According to the International Energy Agency, SUVs were the second largest culprit behind the power industry for the increase in global CO2 emissions between 2010 and 2018. Climate charity Possible has released a report revealing that older cars from 2013 still on the road have lower CO2 emissions compared to new petrol or diesel cars purchased in 2023. This finding is particularly relevant due to the increase in SUVs in urban areas in the UK, which is contributing to a halt in the decline of average CO2 emissions per kilometre from new internal combustion engine cars on a national scale.

Interestingly, greenhouse gas emissions from SUVs are on the rise in popular urban areas like Kensington and Chelsea, where these vehicles are most commonly seen. Despite being designed for off-road use with features like raised ground clearance and four-wheel drive, three-quarters of new SUVs and two-thirds of all large SUVs purchased in the UK are registered to urban addresses.
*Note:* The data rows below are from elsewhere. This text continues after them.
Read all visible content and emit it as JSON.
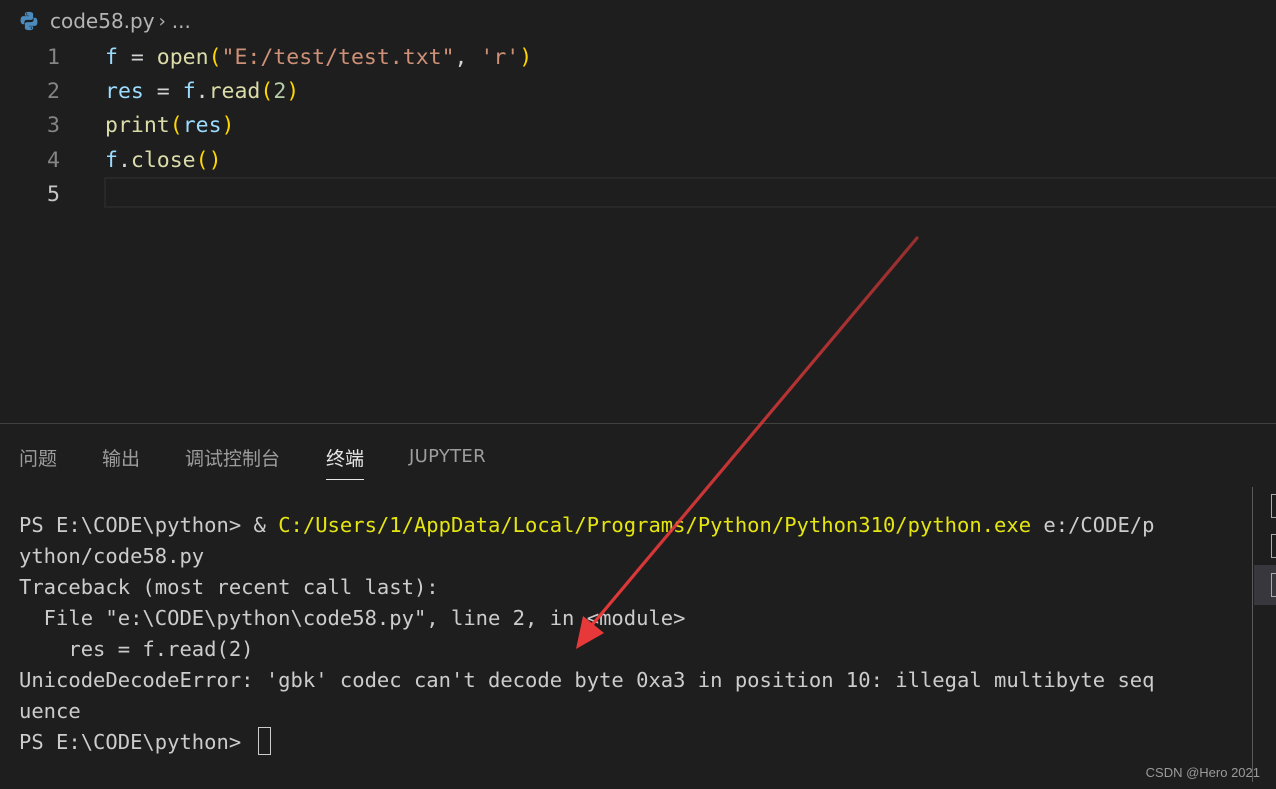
{
  "breadcrumb": {
    "icon": "python-file-icon",
    "file_name": "code58.py",
    "separator": "›",
    "ellipsis": "..."
  },
  "editor": {
    "lines": [
      {
        "number": "1",
        "tokens": [
          {
            "t": "f",
            "c": "var"
          },
          {
            "t": " = ",
            "c": "op"
          },
          {
            "t": "open",
            "c": "fn"
          },
          {
            "t": "(",
            "c": "par"
          },
          {
            "t": "\"E:/test/test.txt\"",
            "c": "str"
          },
          {
            "t": ", ",
            "c": "op"
          },
          {
            "t": "'r'",
            "c": "str"
          },
          {
            "t": ")",
            "c": "par"
          }
        ]
      },
      {
        "number": "2",
        "tokens": [
          {
            "t": "res",
            "c": "var"
          },
          {
            "t": " = ",
            "c": "op"
          },
          {
            "t": "f",
            "c": "var"
          },
          {
            "t": ".",
            "c": "op"
          },
          {
            "t": "read",
            "c": "fn"
          },
          {
            "t": "(",
            "c": "par"
          },
          {
            "t": "2",
            "c": "num"
          },
          {
            "t": ")",
            "c": "par"
          }
        ]
      },
      {
        "number": "3",
        "tokens": [
          {
            "t": "print",
            "c": "fn"
          },
          {
            "t": "(",
            "c": "par"
          },
          {
            "t": "res",
            "c": "var"
          },
          {
            "t": ")",
            "c": "par"
          }
        ]
      },
      {
        "number": "4",
        "tokens": [
          {
            "t": "f",
            "c": "var"
          },
          {
            "t": ".",
            "c": "op"
          },
          {
            "t": "close",
            "c": "fn"
          },
          {
            "t": "()",
            "c": "par"
          }
        ]
      },
      {
        "number": "5",
        "tokens": []
      }
    ]
  },
  "panel": {
    "tabs": [
      {
        "label": "问题",
        "active": false
      },
      {
        "label": "输出",
        "active": false
      },
      {
        "label": "调试控制台",
        "active": false
      },
      {
        "label": "终端",
        "active": true
      },
      {
        "label": "JUPYTER",
        "active": false
      }
    ]
  },
  "terminal": {
    "lines": [
      [
        {
          "t": "PS E:\\CODE\\python> & ",
          "c": "plain"
        },
        {
          "t": "C:/Users/1/AppData/Local/Programs/Python/Python310/python.exe",
          "c": "yellow"
        },
        {
          "t": " e:/CODE/p",
          "c": "plain"
        }
      ],
      [
        {
          "t": "ython/code58.py",
          "c": "plain"
        }
      ],
      [
        {
          "t": "Traceback (most recent call last):",
          "c": "plain"
        }
      ],
      [
        {
          "t": "  File \"e:\\CODE\\python\\code58.py\", line 2, in <module>",
          "c": "plain"
        }
      ],
      [
        {
          "t": "    res = f.read(2)",
          "c": "plain"
        }
      ],
      [
        {
          "t": "UnicodeDecodeError: 'gbk' codec can't decode byte 0xa3 in position 10: illegal multibyte seq",
          "c": "plain"
        }
      ],
      [
        {
          "t": "uence",
          "c": "plain"
        }
      ],
      [
        {
          "t": "PS E:\\CODE\\python> ",
          "c": "plain"
        }
      ]
    ]
  },
  "watermark": "CSDN @Hero 2021",
  "colors": {
    "background": "#1e1e1e",
    "annotation_arrow": "#e8393a",
    "terminal_path": "#e5e510",
    "active_tab": "#e7e7e7"
  }
}
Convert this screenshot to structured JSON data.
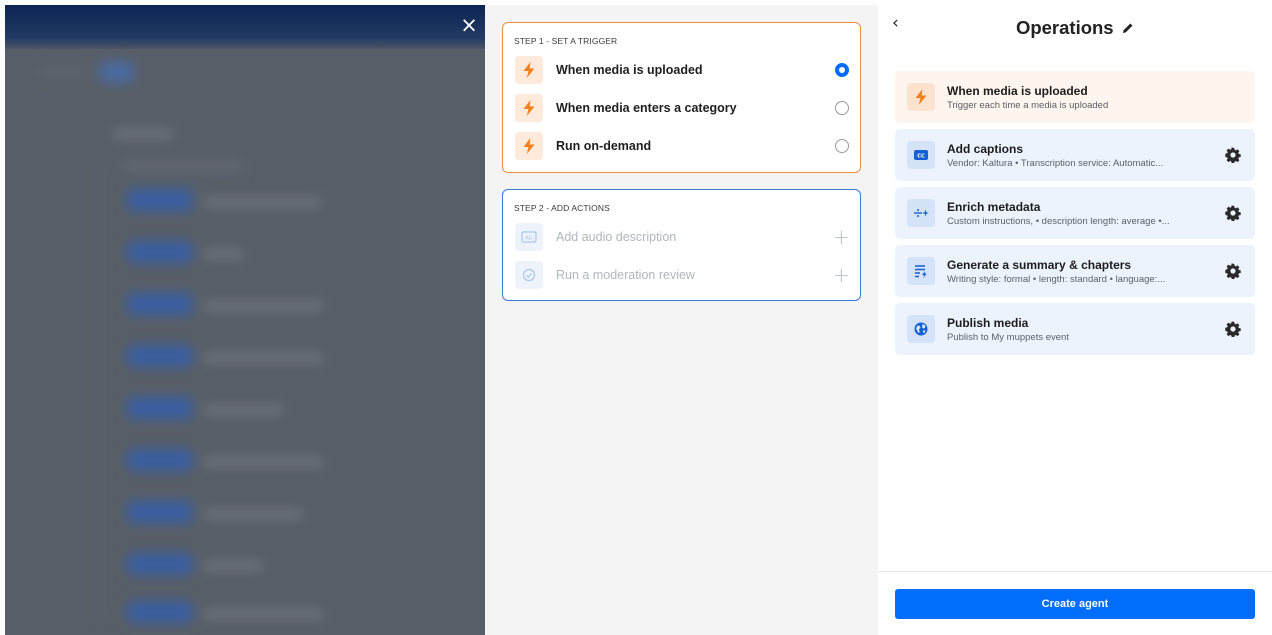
{
  "close_label": "×",
  "step1": {
    "title": "STEP 1 - SET A TRIGGER",
    "options": [
      {
        "label": "When media is uploaded",
        "selected": true,
        "icon": "lightning-icon"
      },
      {
        "label": "When media enters a category",
        "selected": false,
        "icon": "lightning-icon"
      },
      {
        "label": "Run on-demand",
        "selected": false,
        "icon": "lightning-icon"
      }
    ]
  },
  "step2": {
    "title": "STEP 2 - ADD ACTIONS",
    "actions": [
      {
        "label": "Add audio description",
        "icon": "audio-description-icon"
      },
      {
        "label": "Run a moderation review",
        "icon": "check-circle-icon"
      }
    ],
    "add_symbol": "+"
  },
  "operations": {
    "back_symbol": "‹",
    "title": "Operations",
    "trigger": {
      "name": "When media is uploaded",
      "description": "Trigger each time a media is uploaded",
      "icon": "lightning-icon"
    },
    "actions": [
      {
        "name": "Add captions",
        "description": "Vendor: Kaltura • Transcription service: Automatic...",
        "icon": "captions-icon"
      },
      {
        "name": "Enrich metadata",
        "description": "Custom instructions, • description length: average •...",
        "icon": "enrich-icon"
      },
      {
        "name": "Generate a summary & chapters",
        "description": "Writing style: formal • length: standard • language:...",
        "icon": "summary-icon"
      },
      {
        "name": "Publish media",
        "description": "Publish to My muppets event",
        "icon": "globe-icon"
      }
    ],
    "create_button": "Create agent"
  },
  "colors": {
    "accent": "#006efa",
    "trigger_border": "#ec8e3b",
    "actions_border": "#3a79d8",
    "trigger_icon": "#f07f1c"
  }
}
In response to these findings, Possible is advocating for the implementation of carbon emissions-based parking and road user charges with a specific focus on targeting the highest emitters. This approach aims to address rising emissions from SUVs and promote more sustainable transportation choices.

The impact of SUVs on the climate has become a growing concern among climate campaigners. To mark the first anniversary of their campaign, the activist group Tyre Extinguishers has taken action by deflating the tires of hundreds of SUVs in Europe. The surge in SUVs in 2022 alone accounted for a significant one-third of the overall increase in global oil demand. Cities such as London, Paris, Berlin, and Milan were specifically targeted by Tyre Extinguisher groups. The activists claim to have deflated over 10,000 tires in the past year across 17 countries, including the United States and New Zealand. They achieved this by utilising lentils to obstruct air valves and deflate the tires.

What Can Be Done?

So, what can be done to mitigate the damage caused by these vehicles? One solution is to encourage people to switch to more fuel-efficient cars, such as hybrids or electric vehicles. These vehicles produce much lower emissions than traditional cars, making them a more sustainable choice. Consumers who think they own vehicles with defeat devices can visit to see if they’re eligible to file a diesel claim and hold manufacturers accountable.

The end of diesel engines was supposed to pave the way for a greener future, but the growing popularity of SUVs is reversing the trend. The shift in the market shows the power of consumer preference in shaping future developments while carbon emissions associated with petrol and diesel cars increase. The challenge now is how can the auto industry balance demand, finances, and a sustainable future.